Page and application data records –
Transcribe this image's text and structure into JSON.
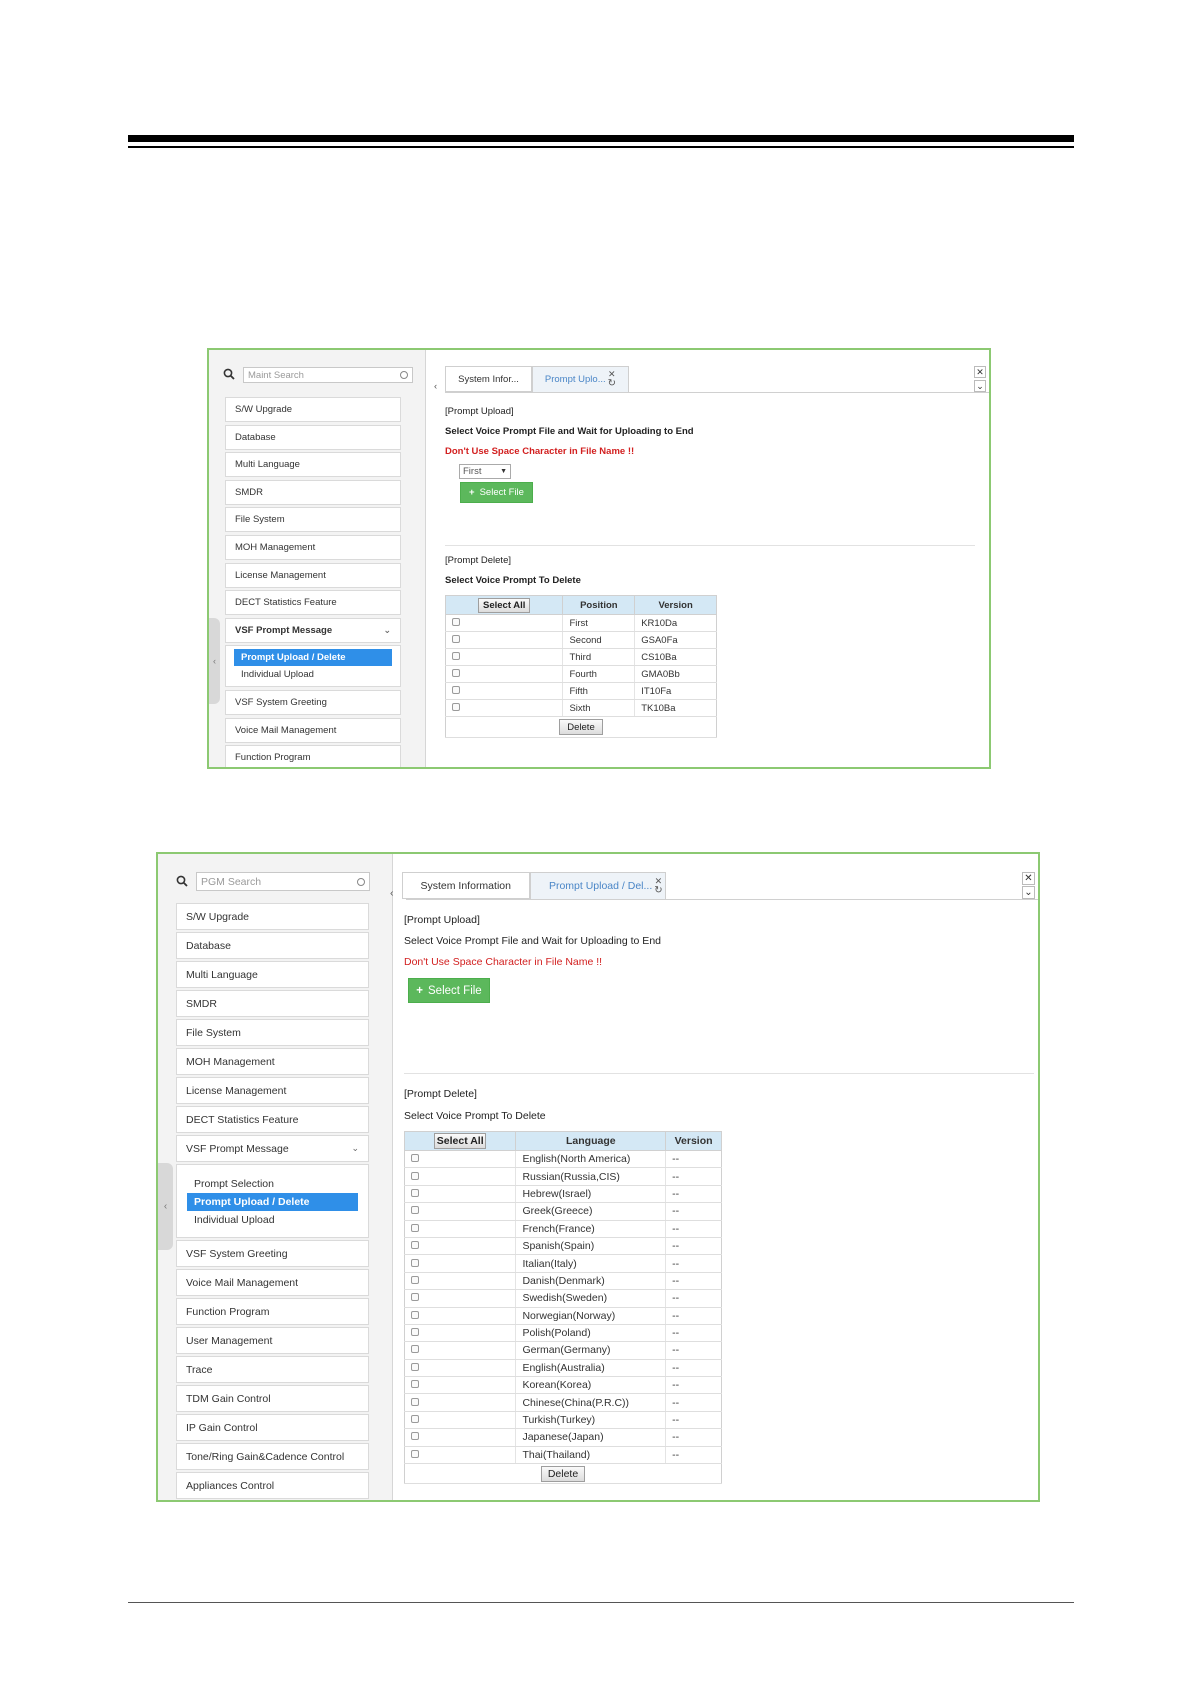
{
  "screenshot1": {
    "search_placeholder": "Maint Search",
    "menu_items": [
      "S/W Upgrade",
      "Database",
      "Multi Language",
      "SMDR",
      "File System",
      "MOH Management",
      "License Management",
      "DECT Statistics Feature"
    ],
    "expanded_item": "VSF Prompt Message",
    "sub_items": [
      "Prompt Upload / Delete",
      "Individual Upload"
    ],
    "menu_items_after": [
      "VSF System Greeting",
      "Voice Mail Management",
      "Function Program"
    ],
    "tab_prev": "‹",
    "tabs": [
      "System Infor...",
      "Prompt Uplo..."
    ],
    "upload_title": "[Prompt Upload]",
    "upload_instruction": "Select Voice Prompt File and Wait for Uploading to End",
    "warning": "Don't Use Space Character in File Name !!",
    "position_select": "First",
    "select_file": "Select File",
    "delete_title": "[Prompt Delete]",
    "delete_instruction": "Select Voice Prompt To Delete",
    "col_select_all": "Select All",
    "col_name": "Position",
    "col_version": "Version",
    "rows": [
      {
        "name": "First",
        "version": "KR10Da"
      },
      {
        "name": "Second",
        "version": "GSA0Fa"
      },
      {
        "name": "Third",
        "version": "CS10Ba"
      },
      {
        "name": "Fourth",
        "version": "GMA0Bb"
      },
      {
        "name": "Fifth",
        "version": "IT10Fa"
      },
      {
        "name": "Sixth",
        "version": "TK10Ba"
      }
    ],
    "delete_button": "Delete"
  },
  "screenshot2": {
    "search_placeholder": "PGM Search",
    "menu_items": [
      "S/W Upgrade",
      "Database",
      "Multi Language",
      "SMDR",
      "File System",
      "MOH Management",
      "License Management",
      "DECT Statistics Feature"
    ],
    "expanded_item": "VSF Prompt Message",
    "sub_items": [
      "Prompt Selection",
      "Prompt Upload / Delete",
      "Individual Upload"
    ],
    "menu_items_after": [
      "VSF System Greeting",
      "Voice Mail Management",
      "Function Program",
      "User Management",
      "Trace",
      "TDM Gain Control",
      "IP Gain Control",
      "Tone/Ring Gain&Cadence Control",
      "Appliances Control"
    ],
    "tab_prev": "‹",
    "tabs": [
      "System Information",
      "Prompt Upload / Del..."
    ],
    "upload_title": "[Prompt Upload]",
    "upload_instruction": "Select Voice Prompt File and Wait for Uploading to End",
    "warning": "Don't Use Space Character in File Name !!",
    "select_file": "Select File",
    "delete_title": "[Prompt Delete]",
    "delete_instruction": "Select Voice Prompt To Delete",
    "col_select_all": "Select All",
    "col_name": "Language",
    "col_version": "Version",
    "rows": [
      {
        "name": "English(North America)",
        "version": "--"
      },
      {
        "name": "Russian(Russia,CIS)",
        "version": "--"
      },
      {
        "name": "Hebrew(Israel)",
        "version": "--"
      },
      {
        "name": "Greek(Greece)",
        "version": "--"
      },
      {
        "name": "French(France)",
        "version": "--"
      },
      {
        "name": "Spanish(Spain)",
        "version": "--"
      },
      {
        "name": "Italian(Italy)",
        "version": "--"
      },
      {
        "name": "Danish(Denmark)",
        "version": "--"
      },
      {
        "name": "Swedish(Sweden)",
        "version": "--"
      },
      {
        "name": "Norwegian(Norway)",
        "version": "--"
      },
      {
        "name": "Polish(Poland)",
        "version": "--"
      },
      {
        "name": "German(Germany)",
        "version": "--"
      },
      {
        "name": "English(Australia)",
        "version": "--"
      },
      {
        "name": "Korean(Korea)",
        "version": "--"
      },
      {
        "name": "Chinese(China(P.R.C))",
        "version": "--"
      },
      {
        "name": "Turkish(Turkey)",
        "version": "--"
      },
      {
        "name": "Japanese(Japan)",
        "version": "--"
      },
      {
        "name": "Thai(Thailand)",
        "version": "--"
      }
    ],
    "delete_button": "Delete"
  },
  "icons": {
    "search": "search-icon",
    "clear": "clear-icon",
    "close": "close-icon",
    "refresh": "refresh-icon",
    "chevron_down": "chevron-down-icon",
    "chevron_left": "chevron-left-icon",
    "plus": "plus-icon"
  },
  "colors": {
    "frame_border": "#8cc972",
    "active_submenu": "#2f8fe8",
    "active_tab_text": "#4a86c7",
    "warning_text": "#d21f1f",
    "green_button": "#5cb85c",
    "table_header": "#d4e8f5"
  }
}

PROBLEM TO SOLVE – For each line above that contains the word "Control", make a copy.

PROBLEM SOLUTION –
      "TDM Gain Control",
      "IP Gain Control",
      "Tone/Ring Gain&Cadence Control",
      "Appliances Control"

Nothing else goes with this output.